- [Exercise directions]:
Find each line below where the word "dates" occurs, and copy it.

- [Records provided]:
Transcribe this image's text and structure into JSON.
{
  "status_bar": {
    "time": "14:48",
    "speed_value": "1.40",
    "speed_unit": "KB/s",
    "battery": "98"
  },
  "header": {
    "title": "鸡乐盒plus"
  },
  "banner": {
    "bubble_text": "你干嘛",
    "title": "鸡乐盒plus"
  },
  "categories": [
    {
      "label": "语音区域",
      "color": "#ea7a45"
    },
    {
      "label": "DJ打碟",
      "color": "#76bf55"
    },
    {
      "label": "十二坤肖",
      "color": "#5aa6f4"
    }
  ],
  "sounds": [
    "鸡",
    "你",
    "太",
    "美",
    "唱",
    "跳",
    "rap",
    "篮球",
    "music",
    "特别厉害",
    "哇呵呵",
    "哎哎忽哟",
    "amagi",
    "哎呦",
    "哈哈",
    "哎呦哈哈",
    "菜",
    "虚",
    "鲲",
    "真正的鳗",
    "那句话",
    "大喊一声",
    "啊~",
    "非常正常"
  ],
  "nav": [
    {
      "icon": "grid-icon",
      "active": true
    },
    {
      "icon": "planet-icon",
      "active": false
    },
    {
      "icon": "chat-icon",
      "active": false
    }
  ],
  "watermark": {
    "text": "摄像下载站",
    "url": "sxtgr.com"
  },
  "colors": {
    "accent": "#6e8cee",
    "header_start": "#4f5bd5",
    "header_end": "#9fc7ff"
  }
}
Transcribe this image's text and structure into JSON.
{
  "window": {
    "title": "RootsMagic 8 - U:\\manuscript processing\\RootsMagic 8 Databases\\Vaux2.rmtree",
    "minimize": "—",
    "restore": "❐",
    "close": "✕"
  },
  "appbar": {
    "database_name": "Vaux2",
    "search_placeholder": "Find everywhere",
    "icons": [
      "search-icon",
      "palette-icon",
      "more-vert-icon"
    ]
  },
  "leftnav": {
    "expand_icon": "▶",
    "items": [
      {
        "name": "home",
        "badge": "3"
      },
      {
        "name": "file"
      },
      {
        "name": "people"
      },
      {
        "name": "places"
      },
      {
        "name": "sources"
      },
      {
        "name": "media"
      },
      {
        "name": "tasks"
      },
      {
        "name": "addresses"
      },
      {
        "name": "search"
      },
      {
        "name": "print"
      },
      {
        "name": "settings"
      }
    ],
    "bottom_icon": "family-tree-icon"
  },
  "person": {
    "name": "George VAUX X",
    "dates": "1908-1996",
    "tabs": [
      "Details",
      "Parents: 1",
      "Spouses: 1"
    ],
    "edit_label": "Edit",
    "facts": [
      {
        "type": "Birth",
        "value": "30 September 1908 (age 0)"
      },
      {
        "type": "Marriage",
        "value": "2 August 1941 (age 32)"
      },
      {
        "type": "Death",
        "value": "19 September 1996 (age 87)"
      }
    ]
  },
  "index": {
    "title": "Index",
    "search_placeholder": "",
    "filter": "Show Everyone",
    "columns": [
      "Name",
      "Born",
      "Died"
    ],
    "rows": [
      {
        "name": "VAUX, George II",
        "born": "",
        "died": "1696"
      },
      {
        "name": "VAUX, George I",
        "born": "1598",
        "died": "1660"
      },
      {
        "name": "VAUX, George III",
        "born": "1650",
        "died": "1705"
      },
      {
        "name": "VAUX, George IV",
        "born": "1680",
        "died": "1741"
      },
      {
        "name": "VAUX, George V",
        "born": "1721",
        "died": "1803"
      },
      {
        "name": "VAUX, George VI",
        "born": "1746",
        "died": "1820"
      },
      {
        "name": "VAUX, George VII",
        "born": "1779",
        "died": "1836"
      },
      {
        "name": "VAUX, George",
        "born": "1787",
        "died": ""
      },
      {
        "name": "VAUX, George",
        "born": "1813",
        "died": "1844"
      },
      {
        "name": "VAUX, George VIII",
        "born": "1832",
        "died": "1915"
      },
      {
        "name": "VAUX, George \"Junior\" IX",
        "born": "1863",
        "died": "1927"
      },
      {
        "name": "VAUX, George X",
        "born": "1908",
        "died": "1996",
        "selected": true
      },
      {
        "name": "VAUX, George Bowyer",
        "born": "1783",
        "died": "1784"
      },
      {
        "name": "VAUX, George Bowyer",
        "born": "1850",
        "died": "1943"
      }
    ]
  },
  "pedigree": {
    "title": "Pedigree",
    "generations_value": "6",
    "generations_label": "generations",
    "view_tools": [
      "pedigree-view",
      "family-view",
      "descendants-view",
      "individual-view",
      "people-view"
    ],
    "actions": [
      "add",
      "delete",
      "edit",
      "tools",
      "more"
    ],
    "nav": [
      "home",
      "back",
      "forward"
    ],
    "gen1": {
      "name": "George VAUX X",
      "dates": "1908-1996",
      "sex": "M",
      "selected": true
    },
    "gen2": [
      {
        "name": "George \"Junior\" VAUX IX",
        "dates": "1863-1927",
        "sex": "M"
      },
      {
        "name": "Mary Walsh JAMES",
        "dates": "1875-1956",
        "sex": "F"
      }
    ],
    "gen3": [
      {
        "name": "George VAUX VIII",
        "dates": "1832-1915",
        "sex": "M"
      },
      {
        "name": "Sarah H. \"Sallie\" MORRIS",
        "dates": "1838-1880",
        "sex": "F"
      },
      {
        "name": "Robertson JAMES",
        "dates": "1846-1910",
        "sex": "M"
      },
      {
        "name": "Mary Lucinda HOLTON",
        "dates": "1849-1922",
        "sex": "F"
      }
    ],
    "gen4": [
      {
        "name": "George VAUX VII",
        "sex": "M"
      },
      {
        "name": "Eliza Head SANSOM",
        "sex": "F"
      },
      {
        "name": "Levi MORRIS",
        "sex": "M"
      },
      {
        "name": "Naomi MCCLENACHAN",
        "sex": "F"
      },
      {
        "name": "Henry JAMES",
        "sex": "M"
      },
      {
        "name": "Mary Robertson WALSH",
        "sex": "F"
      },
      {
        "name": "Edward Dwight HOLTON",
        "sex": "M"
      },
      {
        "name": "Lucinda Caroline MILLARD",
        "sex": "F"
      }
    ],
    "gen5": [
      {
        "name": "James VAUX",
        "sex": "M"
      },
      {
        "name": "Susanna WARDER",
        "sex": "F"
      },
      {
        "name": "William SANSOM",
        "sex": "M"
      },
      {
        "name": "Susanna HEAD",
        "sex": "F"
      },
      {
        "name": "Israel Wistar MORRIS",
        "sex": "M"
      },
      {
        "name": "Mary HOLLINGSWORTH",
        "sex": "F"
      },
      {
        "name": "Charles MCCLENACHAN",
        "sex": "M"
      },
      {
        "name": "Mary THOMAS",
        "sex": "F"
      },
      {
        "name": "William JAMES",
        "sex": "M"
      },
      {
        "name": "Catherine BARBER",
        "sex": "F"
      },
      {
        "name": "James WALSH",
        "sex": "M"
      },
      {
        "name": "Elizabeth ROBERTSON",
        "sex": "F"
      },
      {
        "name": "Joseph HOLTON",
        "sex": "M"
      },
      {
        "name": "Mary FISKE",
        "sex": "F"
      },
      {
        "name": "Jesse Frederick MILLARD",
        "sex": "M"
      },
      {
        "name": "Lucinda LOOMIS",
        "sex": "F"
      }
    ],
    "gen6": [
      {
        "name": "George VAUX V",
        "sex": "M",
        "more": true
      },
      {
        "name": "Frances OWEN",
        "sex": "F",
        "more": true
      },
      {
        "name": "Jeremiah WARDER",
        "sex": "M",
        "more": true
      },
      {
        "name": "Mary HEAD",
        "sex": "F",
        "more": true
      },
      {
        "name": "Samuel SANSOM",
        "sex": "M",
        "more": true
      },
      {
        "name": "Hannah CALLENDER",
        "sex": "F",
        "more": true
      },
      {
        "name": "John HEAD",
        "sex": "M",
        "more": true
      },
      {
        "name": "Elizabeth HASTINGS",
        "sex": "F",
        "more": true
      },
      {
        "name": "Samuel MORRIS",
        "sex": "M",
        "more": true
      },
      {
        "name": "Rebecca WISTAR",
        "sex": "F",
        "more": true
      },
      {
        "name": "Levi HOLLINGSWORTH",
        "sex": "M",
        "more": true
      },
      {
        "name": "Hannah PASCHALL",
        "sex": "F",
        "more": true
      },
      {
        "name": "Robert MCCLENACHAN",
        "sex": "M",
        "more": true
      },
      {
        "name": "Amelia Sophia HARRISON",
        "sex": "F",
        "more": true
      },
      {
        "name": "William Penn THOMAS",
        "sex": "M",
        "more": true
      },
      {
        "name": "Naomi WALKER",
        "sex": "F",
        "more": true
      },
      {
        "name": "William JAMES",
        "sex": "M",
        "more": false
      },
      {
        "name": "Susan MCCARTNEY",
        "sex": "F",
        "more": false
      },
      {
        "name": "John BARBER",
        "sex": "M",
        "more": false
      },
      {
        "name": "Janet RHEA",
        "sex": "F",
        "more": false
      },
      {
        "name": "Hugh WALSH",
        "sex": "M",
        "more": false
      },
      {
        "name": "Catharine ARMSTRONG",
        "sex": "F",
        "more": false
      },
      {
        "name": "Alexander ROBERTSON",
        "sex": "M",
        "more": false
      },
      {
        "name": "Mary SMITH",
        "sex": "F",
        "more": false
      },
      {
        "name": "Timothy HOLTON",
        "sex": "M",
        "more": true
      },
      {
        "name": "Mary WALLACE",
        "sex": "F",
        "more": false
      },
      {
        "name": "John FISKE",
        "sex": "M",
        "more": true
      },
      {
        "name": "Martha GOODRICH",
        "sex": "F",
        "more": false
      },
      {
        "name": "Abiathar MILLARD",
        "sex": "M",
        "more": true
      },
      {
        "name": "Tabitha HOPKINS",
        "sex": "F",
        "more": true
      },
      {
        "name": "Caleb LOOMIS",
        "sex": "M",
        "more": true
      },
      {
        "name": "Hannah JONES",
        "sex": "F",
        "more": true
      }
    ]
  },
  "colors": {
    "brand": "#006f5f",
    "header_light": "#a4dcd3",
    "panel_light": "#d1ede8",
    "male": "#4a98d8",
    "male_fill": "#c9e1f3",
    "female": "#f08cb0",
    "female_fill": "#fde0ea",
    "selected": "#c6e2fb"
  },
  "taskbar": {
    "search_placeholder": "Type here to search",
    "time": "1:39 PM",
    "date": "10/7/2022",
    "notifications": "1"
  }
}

- [Task output]:
    "dates": "1908-1996",
      "dates": "1908-1996",
        "dates": "1863-1927",
        "dates": "1875-1956",
        "dates": "1832-1915",
        "dates": "1838-1880",
        "dates": "1846-1910",
        "dates": "1849-1922",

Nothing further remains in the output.